The shooting of disarmed German soldiers during the Dachau liberation was investigated by the Office of the Inspector General of the Seventh Army. Their report was finished on June 8, 1945 but was marked Secret. The report has since been made public and a copy of it was reproduced in Col. John H. Linden's book entitled "Surrender of the Dachau Concentration Camp 29 April 1945." Here are four paragraphs from the report which pertain to the shooting of the guards at Tower B.

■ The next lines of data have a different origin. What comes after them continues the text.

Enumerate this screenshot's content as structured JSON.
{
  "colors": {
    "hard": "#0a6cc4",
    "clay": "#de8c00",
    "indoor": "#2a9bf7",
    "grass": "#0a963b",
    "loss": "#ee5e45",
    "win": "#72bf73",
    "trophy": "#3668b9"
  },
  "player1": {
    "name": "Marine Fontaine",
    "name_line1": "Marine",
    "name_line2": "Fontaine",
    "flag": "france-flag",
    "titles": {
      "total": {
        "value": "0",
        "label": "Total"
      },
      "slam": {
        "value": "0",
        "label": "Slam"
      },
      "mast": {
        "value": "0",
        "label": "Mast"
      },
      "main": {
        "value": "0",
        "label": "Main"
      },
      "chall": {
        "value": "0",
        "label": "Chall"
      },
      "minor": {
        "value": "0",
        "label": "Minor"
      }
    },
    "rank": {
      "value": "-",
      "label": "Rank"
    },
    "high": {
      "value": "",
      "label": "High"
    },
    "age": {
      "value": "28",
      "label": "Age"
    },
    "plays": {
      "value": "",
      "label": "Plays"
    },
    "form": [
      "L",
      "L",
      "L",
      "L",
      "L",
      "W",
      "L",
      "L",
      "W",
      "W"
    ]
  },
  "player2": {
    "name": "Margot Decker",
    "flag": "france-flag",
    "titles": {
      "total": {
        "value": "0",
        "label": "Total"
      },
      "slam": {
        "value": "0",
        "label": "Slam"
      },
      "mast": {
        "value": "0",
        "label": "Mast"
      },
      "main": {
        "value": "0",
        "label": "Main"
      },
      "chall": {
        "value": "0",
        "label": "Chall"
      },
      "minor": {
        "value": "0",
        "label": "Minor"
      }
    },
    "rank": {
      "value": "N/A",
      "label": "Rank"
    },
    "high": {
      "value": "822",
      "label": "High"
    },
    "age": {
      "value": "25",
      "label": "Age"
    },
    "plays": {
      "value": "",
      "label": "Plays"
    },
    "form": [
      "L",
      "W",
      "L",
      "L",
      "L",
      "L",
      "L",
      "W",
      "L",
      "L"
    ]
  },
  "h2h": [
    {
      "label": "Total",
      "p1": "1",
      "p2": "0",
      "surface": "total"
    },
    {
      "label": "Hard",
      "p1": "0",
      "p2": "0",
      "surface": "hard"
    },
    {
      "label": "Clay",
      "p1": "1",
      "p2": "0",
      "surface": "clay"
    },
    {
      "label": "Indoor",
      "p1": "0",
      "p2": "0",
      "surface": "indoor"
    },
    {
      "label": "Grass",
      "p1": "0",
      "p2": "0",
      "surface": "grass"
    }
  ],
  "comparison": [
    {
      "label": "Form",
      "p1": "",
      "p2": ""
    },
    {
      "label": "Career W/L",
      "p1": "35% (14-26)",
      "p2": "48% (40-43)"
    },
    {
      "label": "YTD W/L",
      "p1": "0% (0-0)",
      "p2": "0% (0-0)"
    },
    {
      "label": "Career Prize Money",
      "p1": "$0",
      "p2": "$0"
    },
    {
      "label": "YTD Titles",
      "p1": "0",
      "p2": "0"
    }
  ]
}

11. After entry into the camp, personnel of the 42nd Division discovered the presence of guards, presumed to be SS men, in a tower to the left of the main gate of the inmate stockade. This tower was attacked by Tec 3 Henry J. Wells 39271327, Headquarters Military Intelligence Service, ETO, covered and aided by a party under Lt. Col. Walter J. Fellenz, 0-23055, 222 Infantry. No fire was delivered against them by the guards in the tower. A number of Germans were taken prisoner; after they were taken, and within a few feet of the tower, from which they were taken, they were shot and killed.
12. Considerable confusion exists in the testimony as to the particulars of this shooting; however Wells, German interrogator for the 222 Infantry, states that he had lined these Germans up in double rank, preparatory to moving them out; that he saw no threatening gesture; but that he shot into them after some other American soldiers, whose identities are unknown, started shooting them.
13. Lt. Colonel Fellenz was entering the door of the tower at the time of this shooting, took no part in it and testified that he could not have stopped it.
18. It is obvious that the Americans present when the guards were shot at the tower labored under much excitement. However Wells could speak German fluently, he knew no shots had been fired at him in his attack on the tower, he had these prisoners lined up, he saw no threatening gesture or act. It is felt that his shooting into them was entirely unwarranted; the whole incident smacks of execution similar to the other incidents described in this report.
None of the American soldiers who killed the guards who surrendered at Dachau were ever put on trial for violating the Geneva Convention. The guards and staff members who survived the massacre at the liberation of Dachau were put on trial by an American Military Tribunal conducted at Dachau and all were convicted of participating in a common design to violate the Laws and Usages of War under the Geneva Convention of 1929.
This page was last updated on March 11, 2008